Do you consider yourself a patient person?
Of course we would all like to think we are patient, as we are taught that this is a virtue. Well, consider for a moment that to be a good distance runner, patience is more than a virtue, it is a necessity.
To be able to train for months and months (or years) for a particular goal, all the while keeping focus on what you are working toward, takes patience. It’s not like we are playing football or basketball here, where we get to face the competition every week and satisfy our competitive urge. In running, we need to learn to just put our head down and go, and go, and go, until the right time comes.
Let’s now look at the racing scenario… You might be running a 10km, a half marathon, a marathon or something bigger. No matter the distance, you have to pace yourself, you have to slowly work your way through the course and not be tempted to race off after those ahead of you or those who may be passing you. Patience is the leash you wear to stop you blowing up or hurting yourself. Properly managed, patience (in conjunction with your training of course) is what will see you cross the line in your best possible time and in the best possible condition.
Racing can be very much like a game of chess; at times you have to make the choice to sacrifice the urge to go for it, and to calmly wait for the right moment to make your move.
When looking at the long range view of your running career, if you’ve been doing this for a while, you will no doubt agree that it was the work you did for those years that have come and gone, that have put you in the position you are in now. You have a confidence and a knowledge of your body and what it can do. If you are new to running, you may be tempted to throw yourself at some huge challenges now or expect a lot from your body straight away, rather than wait until you have “matured” into the sport. We’ve probably all been picked off not far from a finish line by someone more “mature” than us.
From a practical perspective, patience in running can be applied by directing your attention more intentionally. I’d suggest that when you run, don’t spend all your mental energy thinking about the finish line or how far away it is, instead regularly but not constantly, direct your mind to the moment you are in. What is your body feeling like right now? Can you adjust your stride rate, your posture or your arm movement for example to improve the efficiency of how you are moving? Do you need to slow down or have you been taking it too easy and can up the pace? How is your mental state? Are you smiling or frowning? Have you been enjoying your surroundings or spending the whole time in your head? If you are feeling pain, what can you do physically to reduce the load on that part of your body and what can you do mentally to move the pain out of your central focus. All of this helps to manage your state in the moment, so that you can continue to patiently run YOUR race and not push yourself beyond what you can handle.

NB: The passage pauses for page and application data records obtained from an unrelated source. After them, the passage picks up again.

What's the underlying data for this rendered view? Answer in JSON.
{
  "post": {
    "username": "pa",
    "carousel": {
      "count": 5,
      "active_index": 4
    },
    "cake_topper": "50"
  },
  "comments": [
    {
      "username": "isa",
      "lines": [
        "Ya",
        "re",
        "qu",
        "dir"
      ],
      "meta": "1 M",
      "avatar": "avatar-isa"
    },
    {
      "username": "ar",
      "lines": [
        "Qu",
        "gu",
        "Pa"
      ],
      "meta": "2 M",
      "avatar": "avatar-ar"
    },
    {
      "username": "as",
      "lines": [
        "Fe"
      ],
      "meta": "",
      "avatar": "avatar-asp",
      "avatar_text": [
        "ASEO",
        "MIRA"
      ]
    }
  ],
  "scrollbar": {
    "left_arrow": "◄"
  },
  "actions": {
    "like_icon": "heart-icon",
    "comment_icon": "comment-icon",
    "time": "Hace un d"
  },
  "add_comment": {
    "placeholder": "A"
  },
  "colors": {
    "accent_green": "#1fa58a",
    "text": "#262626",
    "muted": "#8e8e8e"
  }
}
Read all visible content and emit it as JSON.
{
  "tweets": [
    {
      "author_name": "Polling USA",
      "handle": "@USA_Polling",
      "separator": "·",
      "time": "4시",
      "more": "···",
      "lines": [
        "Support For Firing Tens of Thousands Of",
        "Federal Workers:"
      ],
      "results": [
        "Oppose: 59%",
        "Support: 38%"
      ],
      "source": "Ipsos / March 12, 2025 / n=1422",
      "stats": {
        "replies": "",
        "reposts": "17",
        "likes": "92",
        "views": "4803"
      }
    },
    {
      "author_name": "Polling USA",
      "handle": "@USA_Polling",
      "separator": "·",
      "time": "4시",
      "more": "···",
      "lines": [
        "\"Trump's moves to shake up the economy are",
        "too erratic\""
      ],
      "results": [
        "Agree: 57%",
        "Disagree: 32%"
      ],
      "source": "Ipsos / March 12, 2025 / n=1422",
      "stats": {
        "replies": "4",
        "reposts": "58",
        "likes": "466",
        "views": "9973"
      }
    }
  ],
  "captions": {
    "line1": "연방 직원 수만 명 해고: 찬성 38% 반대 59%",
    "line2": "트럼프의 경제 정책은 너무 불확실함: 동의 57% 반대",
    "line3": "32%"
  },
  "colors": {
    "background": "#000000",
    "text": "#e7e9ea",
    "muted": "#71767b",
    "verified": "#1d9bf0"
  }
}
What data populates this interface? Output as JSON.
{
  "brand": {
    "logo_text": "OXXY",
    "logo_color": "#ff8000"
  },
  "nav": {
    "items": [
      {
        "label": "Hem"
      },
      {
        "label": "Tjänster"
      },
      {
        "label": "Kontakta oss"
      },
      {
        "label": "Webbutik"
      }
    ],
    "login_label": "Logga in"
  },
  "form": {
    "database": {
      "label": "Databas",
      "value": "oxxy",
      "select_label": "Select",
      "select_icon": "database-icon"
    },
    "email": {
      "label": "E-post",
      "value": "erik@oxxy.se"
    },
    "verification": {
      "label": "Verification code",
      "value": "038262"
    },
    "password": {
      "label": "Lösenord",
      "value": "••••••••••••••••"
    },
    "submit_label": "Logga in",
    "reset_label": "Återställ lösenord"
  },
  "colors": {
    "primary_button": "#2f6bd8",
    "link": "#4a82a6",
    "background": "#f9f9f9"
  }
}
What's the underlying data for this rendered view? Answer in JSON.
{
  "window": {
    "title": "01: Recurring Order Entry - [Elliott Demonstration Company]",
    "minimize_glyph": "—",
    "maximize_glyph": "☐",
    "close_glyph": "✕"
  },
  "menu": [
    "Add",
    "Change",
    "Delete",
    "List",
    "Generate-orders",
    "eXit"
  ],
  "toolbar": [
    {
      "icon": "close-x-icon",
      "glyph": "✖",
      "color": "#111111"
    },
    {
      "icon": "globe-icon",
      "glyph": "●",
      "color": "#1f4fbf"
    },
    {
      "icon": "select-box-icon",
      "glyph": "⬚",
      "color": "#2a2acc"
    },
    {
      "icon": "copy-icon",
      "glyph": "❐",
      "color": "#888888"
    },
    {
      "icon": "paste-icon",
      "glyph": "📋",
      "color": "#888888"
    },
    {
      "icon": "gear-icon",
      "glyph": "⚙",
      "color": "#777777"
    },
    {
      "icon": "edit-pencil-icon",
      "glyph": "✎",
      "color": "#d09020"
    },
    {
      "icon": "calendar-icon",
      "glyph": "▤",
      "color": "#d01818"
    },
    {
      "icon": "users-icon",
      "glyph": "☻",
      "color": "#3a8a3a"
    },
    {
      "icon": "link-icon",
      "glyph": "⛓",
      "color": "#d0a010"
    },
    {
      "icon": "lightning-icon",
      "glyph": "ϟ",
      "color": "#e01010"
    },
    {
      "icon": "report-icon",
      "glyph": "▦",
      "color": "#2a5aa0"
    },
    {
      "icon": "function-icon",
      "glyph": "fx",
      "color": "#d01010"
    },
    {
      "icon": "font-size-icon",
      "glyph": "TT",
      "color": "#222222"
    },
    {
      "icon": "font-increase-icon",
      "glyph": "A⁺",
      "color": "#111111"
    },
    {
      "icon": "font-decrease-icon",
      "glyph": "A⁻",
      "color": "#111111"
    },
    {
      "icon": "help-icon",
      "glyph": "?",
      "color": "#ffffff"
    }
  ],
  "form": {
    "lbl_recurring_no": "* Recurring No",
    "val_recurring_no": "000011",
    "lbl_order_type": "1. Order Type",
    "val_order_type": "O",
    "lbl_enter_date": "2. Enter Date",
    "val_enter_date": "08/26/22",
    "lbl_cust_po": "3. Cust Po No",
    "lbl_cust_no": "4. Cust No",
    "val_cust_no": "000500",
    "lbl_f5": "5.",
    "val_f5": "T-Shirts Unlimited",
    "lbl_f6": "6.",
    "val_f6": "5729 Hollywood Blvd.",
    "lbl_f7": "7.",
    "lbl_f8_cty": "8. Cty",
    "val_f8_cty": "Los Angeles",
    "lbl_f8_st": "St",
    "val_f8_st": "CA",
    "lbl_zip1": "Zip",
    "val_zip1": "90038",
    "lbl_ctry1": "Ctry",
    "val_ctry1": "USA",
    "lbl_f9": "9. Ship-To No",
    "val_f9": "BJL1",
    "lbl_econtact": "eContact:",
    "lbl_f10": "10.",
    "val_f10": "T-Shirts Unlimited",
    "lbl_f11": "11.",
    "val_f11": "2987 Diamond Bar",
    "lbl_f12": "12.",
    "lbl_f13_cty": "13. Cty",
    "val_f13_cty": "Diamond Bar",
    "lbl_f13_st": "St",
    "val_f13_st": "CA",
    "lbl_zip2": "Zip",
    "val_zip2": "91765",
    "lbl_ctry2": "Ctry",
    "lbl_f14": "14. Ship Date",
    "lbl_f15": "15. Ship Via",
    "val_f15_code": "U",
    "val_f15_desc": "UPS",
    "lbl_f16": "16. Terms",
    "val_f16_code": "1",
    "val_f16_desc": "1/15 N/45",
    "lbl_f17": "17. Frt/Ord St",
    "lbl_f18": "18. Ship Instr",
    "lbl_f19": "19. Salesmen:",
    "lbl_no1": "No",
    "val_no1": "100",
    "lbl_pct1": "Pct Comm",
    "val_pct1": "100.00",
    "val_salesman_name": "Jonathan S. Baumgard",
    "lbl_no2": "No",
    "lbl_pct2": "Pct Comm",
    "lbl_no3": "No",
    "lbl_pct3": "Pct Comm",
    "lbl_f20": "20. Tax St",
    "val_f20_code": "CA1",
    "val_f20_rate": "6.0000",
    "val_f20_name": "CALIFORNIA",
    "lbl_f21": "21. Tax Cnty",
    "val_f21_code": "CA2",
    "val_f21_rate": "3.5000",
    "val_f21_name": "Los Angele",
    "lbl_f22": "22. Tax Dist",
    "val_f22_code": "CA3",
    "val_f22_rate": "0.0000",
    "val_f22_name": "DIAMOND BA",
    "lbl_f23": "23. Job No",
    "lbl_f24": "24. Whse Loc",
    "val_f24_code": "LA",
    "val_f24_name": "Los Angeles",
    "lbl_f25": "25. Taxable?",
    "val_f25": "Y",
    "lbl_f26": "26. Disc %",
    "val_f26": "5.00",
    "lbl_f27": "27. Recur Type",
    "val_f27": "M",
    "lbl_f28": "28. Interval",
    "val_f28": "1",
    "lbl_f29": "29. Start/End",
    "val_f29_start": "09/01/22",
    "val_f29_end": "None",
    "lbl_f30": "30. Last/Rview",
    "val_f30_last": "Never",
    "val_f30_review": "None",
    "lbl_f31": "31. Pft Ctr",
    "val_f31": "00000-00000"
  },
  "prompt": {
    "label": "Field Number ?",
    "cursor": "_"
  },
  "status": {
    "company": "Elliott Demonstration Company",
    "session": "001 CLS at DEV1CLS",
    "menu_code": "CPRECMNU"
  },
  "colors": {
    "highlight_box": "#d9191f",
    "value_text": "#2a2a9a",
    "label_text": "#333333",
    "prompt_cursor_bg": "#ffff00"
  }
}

I’m not sure if being patient is something we can decide to do, I think it must be practiced and honed over time. Patience as an athlete means being focused on the process more than the outcome. If you focus on the goal, the end result, there is a temptation to rush forward or to take shortcuts. This of course is a path fraught with danger. Focusing on what you need to do right now, what you need to do every single day, so that you consistently move toward that goal is what will make the goal a reality. This is the essence of being patient. Doing the right thing at the right time.